Tarantula - Big, Hairy, Scary Spider
A tarantula is a common large hairy arachnid often considered a spider and often kept as an exotic pet. They terrify many people due to their huge hairy bodies and eight creepy legs. These spiders are completely harmless to mankind aside from a painful bite and some of them have a mild venom that can’t even compete with the sting of the common bumble bee.
Tarantulas are known for their molting, in which they shed their external skeleton. Interestingly, in this process they also shed many of their internal organs including the female genitalia, stomach lining and they can even regenerate legs they may have lost.
Tarantulas are accomplished predators and hunt in a calm and collected manner. They move slowly and calculatedly and their prey mainly consists of insects. However they do target bigger game including frogs, toads and mice. The South American bird-eating spider is a type of tarantula and as its name suggests, it eats birds.
Unlike spiders, the tarantula doesn’t use a traditional web to ensnare its prey. They do sometimes spin a line of silk to use as a tripwire which acts as a signal if something approaches its burrow. It gives it the chance to hide from predators or quickly catch passing prey. When catching their prey, they grab with their legs, inject their paralyzing venom and kill them with their strong fangs. They also produce a special digestive enzyme which liquefies their victim’s body for quick digestion. An individual can eat enough in one sitting so they don’t need to eat again for a whole month.

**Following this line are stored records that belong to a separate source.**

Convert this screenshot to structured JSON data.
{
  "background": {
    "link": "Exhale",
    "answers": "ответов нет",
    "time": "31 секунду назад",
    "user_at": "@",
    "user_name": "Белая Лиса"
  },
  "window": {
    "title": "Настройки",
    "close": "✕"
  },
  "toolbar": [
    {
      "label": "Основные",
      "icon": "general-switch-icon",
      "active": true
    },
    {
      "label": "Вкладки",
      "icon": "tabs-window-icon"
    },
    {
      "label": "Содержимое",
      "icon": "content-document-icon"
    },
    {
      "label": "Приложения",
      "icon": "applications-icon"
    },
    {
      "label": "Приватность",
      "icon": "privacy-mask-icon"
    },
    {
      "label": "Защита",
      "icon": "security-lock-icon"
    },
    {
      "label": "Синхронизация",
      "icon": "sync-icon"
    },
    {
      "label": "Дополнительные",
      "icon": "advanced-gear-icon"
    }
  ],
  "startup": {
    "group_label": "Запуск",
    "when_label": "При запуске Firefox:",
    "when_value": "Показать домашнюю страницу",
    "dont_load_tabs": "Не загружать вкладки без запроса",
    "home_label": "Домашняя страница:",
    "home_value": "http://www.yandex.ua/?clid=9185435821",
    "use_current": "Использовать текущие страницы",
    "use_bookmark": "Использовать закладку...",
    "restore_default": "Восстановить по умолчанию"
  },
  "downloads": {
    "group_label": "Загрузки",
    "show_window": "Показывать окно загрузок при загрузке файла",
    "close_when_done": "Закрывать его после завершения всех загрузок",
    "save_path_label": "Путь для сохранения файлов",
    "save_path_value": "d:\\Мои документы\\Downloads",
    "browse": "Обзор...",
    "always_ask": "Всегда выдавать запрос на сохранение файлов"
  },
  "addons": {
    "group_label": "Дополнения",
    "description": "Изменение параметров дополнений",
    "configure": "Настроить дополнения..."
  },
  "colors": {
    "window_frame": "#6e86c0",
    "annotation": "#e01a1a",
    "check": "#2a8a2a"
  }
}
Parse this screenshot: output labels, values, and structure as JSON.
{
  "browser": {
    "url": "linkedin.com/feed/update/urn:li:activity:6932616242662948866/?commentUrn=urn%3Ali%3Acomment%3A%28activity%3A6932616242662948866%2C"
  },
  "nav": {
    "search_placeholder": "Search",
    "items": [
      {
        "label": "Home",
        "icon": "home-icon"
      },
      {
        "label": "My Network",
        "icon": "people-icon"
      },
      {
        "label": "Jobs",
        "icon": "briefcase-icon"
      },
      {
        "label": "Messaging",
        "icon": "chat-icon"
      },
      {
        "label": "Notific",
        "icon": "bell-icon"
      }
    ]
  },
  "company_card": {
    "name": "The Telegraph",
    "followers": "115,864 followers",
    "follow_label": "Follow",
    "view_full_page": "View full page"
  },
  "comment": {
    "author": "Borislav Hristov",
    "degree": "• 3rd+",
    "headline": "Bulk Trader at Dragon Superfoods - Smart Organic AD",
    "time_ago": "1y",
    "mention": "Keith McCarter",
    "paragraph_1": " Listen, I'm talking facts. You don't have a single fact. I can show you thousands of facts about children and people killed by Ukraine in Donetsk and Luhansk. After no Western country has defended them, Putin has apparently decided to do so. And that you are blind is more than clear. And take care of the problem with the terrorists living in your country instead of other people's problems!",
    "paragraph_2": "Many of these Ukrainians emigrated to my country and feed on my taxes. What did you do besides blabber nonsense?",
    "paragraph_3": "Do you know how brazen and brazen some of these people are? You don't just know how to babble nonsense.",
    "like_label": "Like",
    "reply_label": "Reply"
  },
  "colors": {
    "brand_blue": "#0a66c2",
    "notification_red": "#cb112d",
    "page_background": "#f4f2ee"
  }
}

They do have a few natural predators, the most notable one being the parasitic pepsis wasp. This wasp can paralyze a tarantula with its sting and cover its body with eggs. When these eggs hatch, the wasps larvae live off the tarantulas flesh and slowly devour it!
The tarantula has a ritualistic mating pattern which begins with the male spinning a web and depositing its sperm on the surface. Then they copulate by using their pedipalps (short leg-like appendages by their mouth) and then the male tries to scuttle away as quickly as possible, as the female will eat her mate if she has the chance to! The female then seals the eggs and sperm in a cocoon and will hatch between 500 and 1,000 young ones within the next six to nine weeks.